Of course, safety is a relative thing. I escaped the bomb blast, but gas is something not easily blocked by stones and walls. Coughing violently, I make my way across the dark and musky room, hoping beyond hope to complete my mission. It is now a suicide run, a one-way ride that carries no assurance of reaching its destination. At the base of the stairs, my legs begin to twitch spasmodically, making it difficult to negotiate the stairs. At the top, the spasms become more violent, making ordinary walking impossible. The end is near, so near I can taste it. But I cannot give up now, cannot die without knowing. Of all the friends and relations that fell to the invaders, not one knew why. Crawling through the basement doorway, I vowed to know why before I died.
Outside, the rain pounded steadily, drumming on the kitchen windows above where I crawled relentlessly.
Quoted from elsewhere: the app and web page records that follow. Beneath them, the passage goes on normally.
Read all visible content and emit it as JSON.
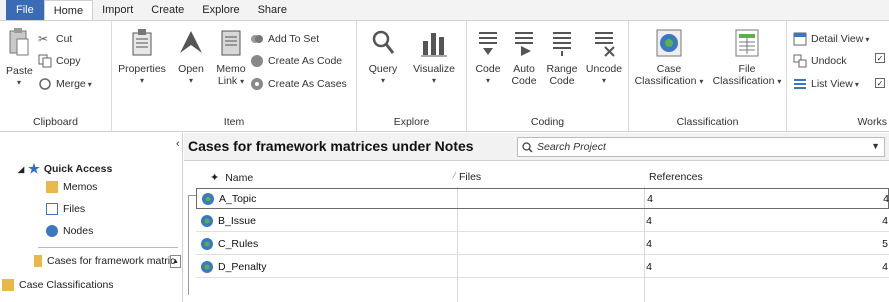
{
  "menu": {
    "tabs": [
      "File",
      "Home",
      "Import",
      "Create",
      "Explore",
      "Share"
    ],
    "active": "Home"
  },
  "ribbon": {
    "clipboard": {
      "paste": "Paste",
      "cut": "Cut",
      "copy": "Copy",
      "merge": "Merge",
      "label": "Clipboard"
    },
    "item": {
      "properties": "Properties",
      "open": "Open",
      "memo_link_1": "Memo",
      "memo_link_2": "Link",
      "add_to_set": "Add To Set",
      "create_as_code": "Create As Code",
      "create_as_cases": "Create As Cases",
      "label": "Item"
    },
    "explore": {
      "query": "Query",
      "visualize": "Visualize",
      "label": "Explore"
    },
    "coding": {
      "code": "Code",
      "auto_code_1": "Auto",
      "auto_code_2": "Code",
      "range_code_1": "Range",
      "range_code_2": "Code",
      "uncode": "Uncode",
      "label": "Coding"
    },
    "classification": {
      "case_1": "Case",
      "case_2": "Classification",
      "file_1": "File",
      "file_2": "Classification",
      "label": "Classification"
    },
    "workspace": {
      "detail_view": "Detail View",
      "undock": "Undock",
      "list_view": "List View",
      "label": "Works"
    }
  },
  "nav": {
    "quick_access": "Quick Access",
    "memos": "Memos",
    "files": "Files",
    "nodes": "Nodes",
    "cases_framework": "Cases for framework matric",
    "case_classifications": "Case Classifications"
  },
  "content": {
    "title": "Cases for framework matrices under Notes",
    "search_placeholder": "Search Project",
    "columns": {
      "name": "Name",
      "files": "Files",
      "references": "References"
    },
    "rows": [
      {
        "name": "A_Topic",
        "files": "4",
        "references": "4"
      },
      {
        "name": "B_Issue",
        "files": "4",
        "references": "4"
      },
      {
        "name": "C_Rules",
        "files": "4",
        "references": "5"
      },
      {
        "name": "D_Penalty",
        "files": "4",
        "references": "4"
      }
    ]
  },
  "colors": {
    "file_tab": "#3a6bb5",
    "case_icon_blue": "#3b78c2",
    "case_icon_green": "#5bb04a",
    "folder_yellow": "#e8b84a",
    "star_blue": "#2e6fc9"
  }
}
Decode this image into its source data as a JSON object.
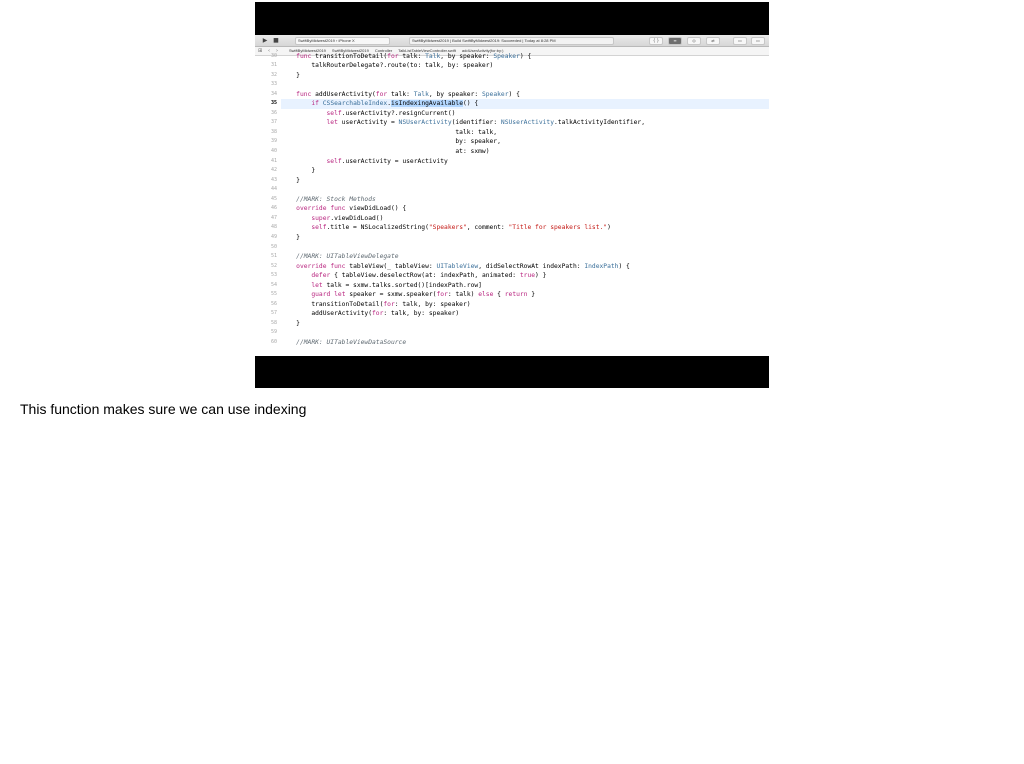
{
  "toolbar": {
    "run_icon": "play-icon",
    "stop_icon": "stop-icon",
    "scheme_label": "SwiftByMidwest2019 › iPhone X",
    "status_label": "SwiftByMidwest2019 | Build SwiftByMidwest2019: Succeeded | Today at 8:28 PM"
  },
  "jumpbar": {
    "crumbs": [
      "SwiftByMidwest2019",
      "SwiftByMidwest2019",
      "Controller",
      "TalkListTableViewController.swift",
      "addUserActivity(for:by:)"
    ]
  },
  "editor": {
    "current_line": 35,
    "lines": [
      {
        "n": "30",
        "text": "    func transitionToDetail(for talk: Talk, by speaker: Speaker) {"
      },
      {
        "n": "31",
        "text": "        talkRouterDelegate?.route(to: talk, by: speaker)"
      },
      {
        "n": "32",
        "text": "    }"
      },
      {
        "n": "33",
        "text": ""
      },
      {
        "n": "34",
        "text": "    func addUserActivity(for talk: Talk, by speaker: Speaker) {"
      },
      {
        "n": "35",
        "text": "        if CSSearchableIndex.isIndexingAvailable() {"
      },
      {
        "n": "36",
        "text": "            self.userActivity?.resignCurrent()"
      },
      {
        "n": "37",
        "text": "            let userActivity = NSUserActivity(identifier: NSUserActivity.talkActivityIdentifier,"
      },
      {
        "n": "38",
        "text": "                                              talk: talk,"
      },
      {
        "n": "39",
        "text": "                                              by: speaker,"
      },
      {
        "n": "40",
        "text": "                                              at: sxmw)"
      },
      {
        "n": "41",
        "text": "            self.userActivity = userActivity"
      },
      {
        "n": "42",
        "text": "        }"
      },
      {
        "n": "43",
        "text": "    }"
      },
      {
        "n": "44",
        "text": ""
      },
      {
        "n": "45",
        "text": "    //MARK: Stock Methods"
      },
      {
        "n": "46",
        "text": "    override func viewDidLoad() {"
      },
      {
        "n": "47",
        "text": "        super.viewDidLoad()"
      },
      {
        "n": "48",
        "text": "        self.title = NSLocalizedString(\"Speakers\", comment: \"Title for speakers list.\")"
      },
      {
        "n": "49",
        "text": "    }"
      },
      {
        "n": "50",
        "text": ""
      },
      {
        "n": "51",
        "text": "    //MARK: UITableViewDelegate"
      },
      {
        "n": "52",
        "text": "    override func tableView(_ tableView: UITableView, didSelectRowAt indexPath: IndexPath) {"
      },
      {
        "n": "53",
        "text": "        defer { tableView.deselectRow(at: indexPath, animated: true) }"
      },
      {
        "n": "54",
        "text": "        let talk = sxmw.talks.sorted()[indexPath.row]"
      },
      {
        "n": "55",
        "text": "        guard let speaker = sxmw.speaker(for: talk) else { return }"
      },
      {
        "n": "56",
        "text": "        transitionToDetail(for: talk, by: speaker)"
      },
      {
        "n": "57",
        "text": "        addUserActivity(for: talk, by: speaker)"
      },
      {
        "n": "58",
        "text": "    }"
      },
      {
        "n": "59",
        "text": ""
      },
      {
        "n": "60",
        "text": "    //MARK: UITableViewDataSource"
      }
    ]
  },
  "caption": "This function makes sure we can use indexing"
}
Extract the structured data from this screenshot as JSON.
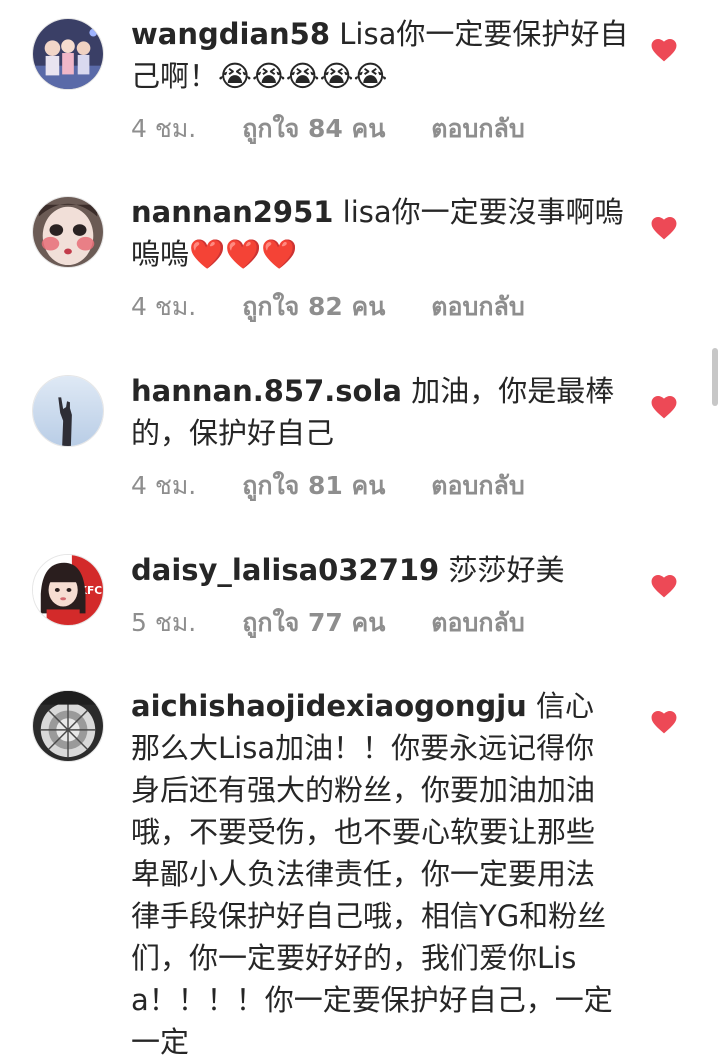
{
  "comments": [
    {
      "username": "wangdian58",
      "text": "Lisa你一定要保护好自己啊！😭😭😭😭😭",
      "time": "4 ชม.",
      "likes": "ถูกใจ 84 คน",
      "reply": "ตอบกลับ",
      "avatar": "concert-photo-avatar"
    },
    {
      "username": "nannan2951",
      "text": "lisa你一定要沒事啊嗚嗚嗚❤️❤️❤️",
      "time": "4 ชม.",
      "likes": "ถูกใจ 82 คน",
      "reply": "ตอบกลับ",
      "avatar": "face-avatar"
    },
    {
      "username": "hannan.857.sola",
      "text": "加油，你是最棒的，保护好自己",
      "time": "4 ชม.",
      "likes": "ถูกใจ 81 คน",
      "reply": "ตอบกลับ",
      "avatar": "sky-silhouette-avatar"
    },
    {
      "username": "daisy_lalisa032719",
      "text": "莎莎好美",
      "time": "5 ชม.",
      "likes": "ถูกใจ 77 คน",
      "reply": "ตอบกลับ",
      "avatar": "girl-kfc-avatar"
    },
    {
      "username": "aichishaojidexiaogongju",
      "text": "信心那么大Lisa加油！！你要永远记得你身后还有强大的粉丝，你要加油加油哦，不要受伤，也不要心软要让那些卑鄙小人负法律责任，你一定要用法律手段保护好自己哦，相信YG和粉丝们，你一定要好好的，我们爱你Lisa！！！！你一定要保护好自己，一定一定",
      "avatar": "dome-avatar"
    }
  ],
  "colors": {
    "heart": "#ed4956",
    "meta": "#8e8e8e",
    "text": "#262626"
  }
}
We are much alike, I thought, the rain and me. Both are doomed to fall headlong into their awaited endings, neither of us knowing why but rushing there anyway. Glancing around the room, I have trouble making out the surroundings. My night vision seems to be as good as my breathing, once excellent but now faulty and random. Darkness is closing in now, like the dank and dusty air surrounding my final minutes. I am so weak that my body no longer responds to my commands, my legs swaying feebly in some unknown breeze I can do nothing but wait for death, which approaches like the sound of invader footsteps from the hall.
Helplessly rasping for air, two feet in death’s door already, I state at the invader above me. Tell me, I cry, Tell Me WHY? Please just tell me why before I die? The invader says nothing, just smiling as he lifts his cudgel over me for the final time. As if in answer to my prayer, the meaning of the word is hammered into my brain with as much force as the cudgel seconds afterward. In the instant of death, I know the word but not the meaning. My life is uselessly wasted.
The word was “Damnroaches.”